Selecting a pediatrician is one of the first major decisions you'll make for your new baby. With this easy process, you'll be able to narrow down your choices and pick a doctor that both you and your child will be happy with.
1. Do Your Research
For many parents, insurance coverage will dictate that you select a pediatrician who accepts your plan. But beyond the question of in-network or out, one of the best ways to find a great pediatrician is to get recommendations from friends and family in your area who already have children. During this process, try to narrow your list to a few names.
2. Schedule Meetings
Before your delivery, go to the pediatric clinic on your short list and meet the pediatrician in person. After all, they will be visiting your baby for his or her first checkup right in the hospital where you give birth. Having a doctor lined up in advance may make you feel more relaxed about the process.
3. Ask Questions
Obviously, you want to have a rapport with your child's pediatrician, so the in-person meeting is partially to find out how well you "click." But it's also important to ask key questions that ensure the practice meshes with your philosophy and lifestyle.
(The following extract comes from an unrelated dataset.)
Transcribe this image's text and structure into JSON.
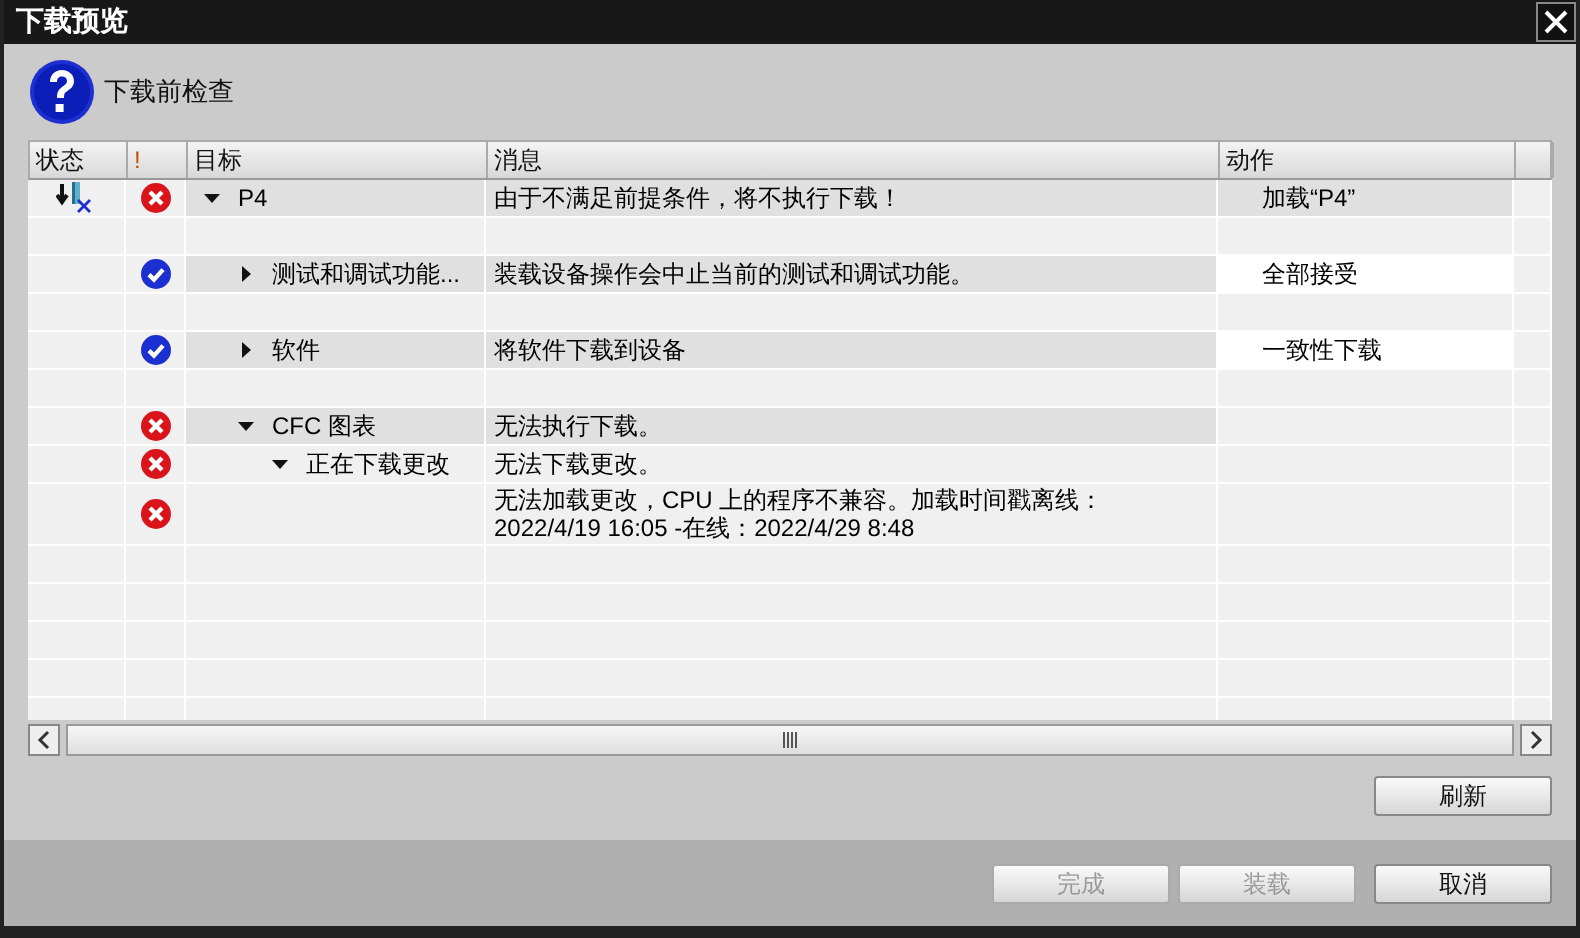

Some queries to keep in mind:
● Is the waiting room clean and organized?
● Is the staff pleasant and accommodating?
● How are emergencies handled after hours?
● Is there a separate waiting room for sick and well visits?
● Do the doctor's policies jive with your parenting philosophy? (Are they supportive of breastfeeding, for example)?
● How long is the usual wait for an appointment?
● Are evening and weekend hours available?
Check-Up Schedule: What to Expect
During the first few months of your baby's life, it might seem like you're always at the pediatrician. As the years pass, though, well visits become less frequent. Most pediatricians will want to see your child for wellness checks and vaccinations at the following intervals:
● In the first five days after birth
● At 1, 2, 4, 6, and 9 months old
● Every six months from ages 1 to 3
● Annually after age 3
At the early checkups, your pediatrician will be focused on how well the baby is feeding, measuring height, weight, and head circumference, and checking for developmental milestones, as well as discussing any questions or concerns you have. In addition, your child will receive recommended vaccines. While the schedule varies based upon your doctor, most follow the Center for Disease Control and Prevention timeline. This calls for immunizations at 2, 4, 6, 12, and 15 months. After that, most children won't need another shot until kindergarten.
This contribution was made by Idaho Falls Pediatric Center of Idaho. I.F. Pediatrics offers a child friendly environment where comfort and care is a priority.